Extracted data entries:
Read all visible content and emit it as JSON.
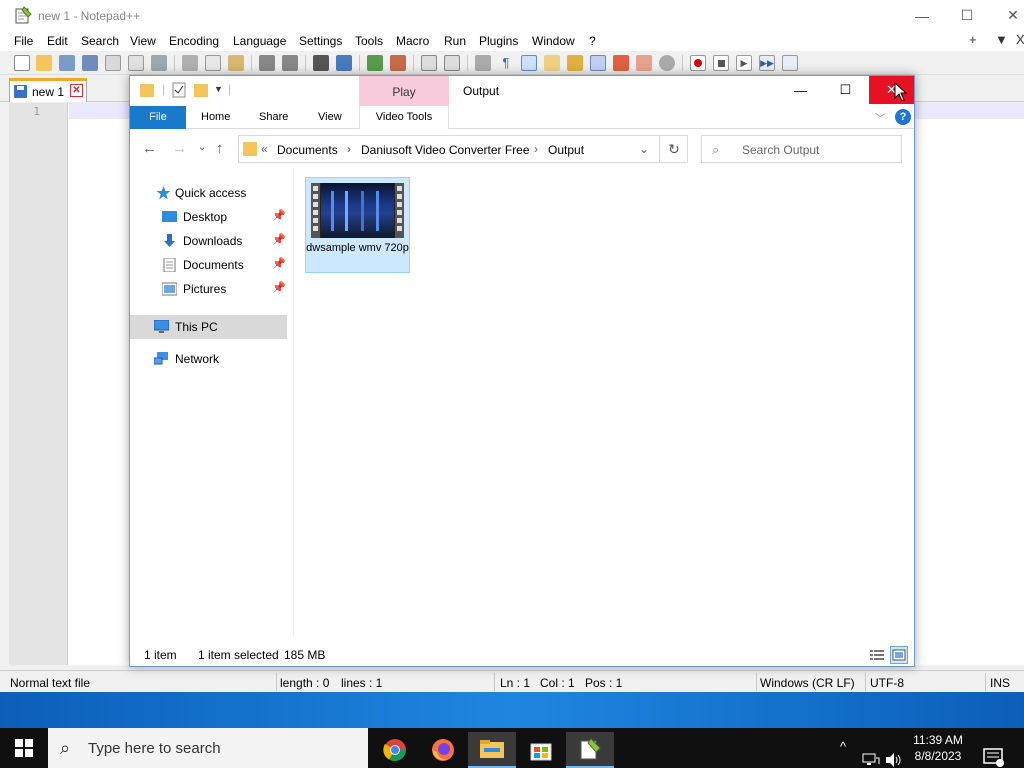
{
  "notepad": {
    "title": "new 1 - Notepad++",
    "menu": [
      "File",
      "Edit",
      "Search",
      "View",
      "Encoding",
      "Language",
      "Settings",
      "Tools",
      "Macro",
      "Run",
      "Plugins",
      "Window",
      "?"
    ],
    "menu_right": [
      "+",
      "▼",
      "X"
    ],
    "tab_label": "new 1",
    "line_number": "1",
    "status": {
      "file_type": "Normal text file",
      "length": "length : 0",
      "lines": "lines : 1",
      "ln": "Ln : 1",
      "col": "Col : 1",
      "pos": "Pos : 1",
      "eol": "Windows (CR LF)",
      "encoding": "UTF-8",
      "mode": "INS"
    }
  },
  "explorer": {
    "title": "Output",
    "context_tab": "Play",
    "ribbon_tabs": [
      "File",
      "Home",
      "Share",
      "View",
      "Video Tools"
    ],
    "breadcrumb": [
      "Documents",
      "Daniusoft Video Converter Free",
      "Output"
    ],
    "breadcrumb_overflow": "«",
    "search_placeholder": "Search Output",
    "sidebar": {
      "quick_access": "Quick access",
      "pinned": [
        "Desktop",
        "Downloads",
        "Documents",
        "Pictures"
      ],
      "this_pc": "This PC",
      "network": "Network"
    },
    "file": {
      "name": "dwsample wmv 720p"
    },
    "status": {
      "count": "1 item",
      "selection": "1 item selected",
      "size": "185 MB"
    }
  },
  "taskbar": {
    "search_placeholder": "Type here to search",
    "time": "11:39 AM",
    "date": "8/8/2023"
  },
  "colors": {
    "explorer_accent": "#1979ca",
    "close_hover": "#e81123",
    "selection": "#cce8ff",
    "context_tab": "#f8cbdc"
  }
}
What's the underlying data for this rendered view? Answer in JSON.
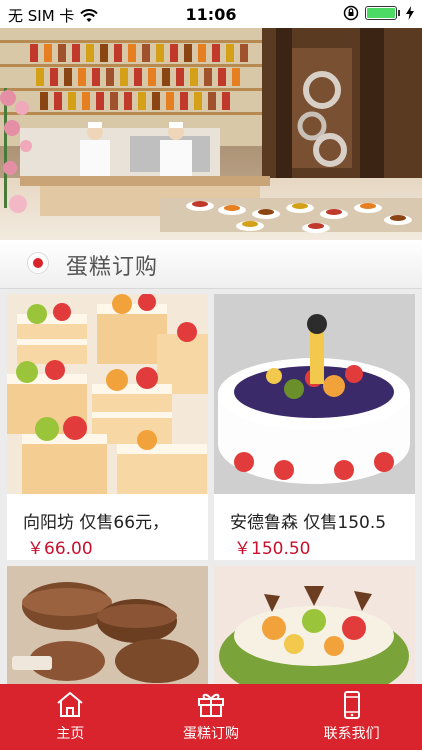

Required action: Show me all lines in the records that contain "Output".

Expected answer:
    "title": "Output",
      "Output"
    "search_placeholder": "Search Output",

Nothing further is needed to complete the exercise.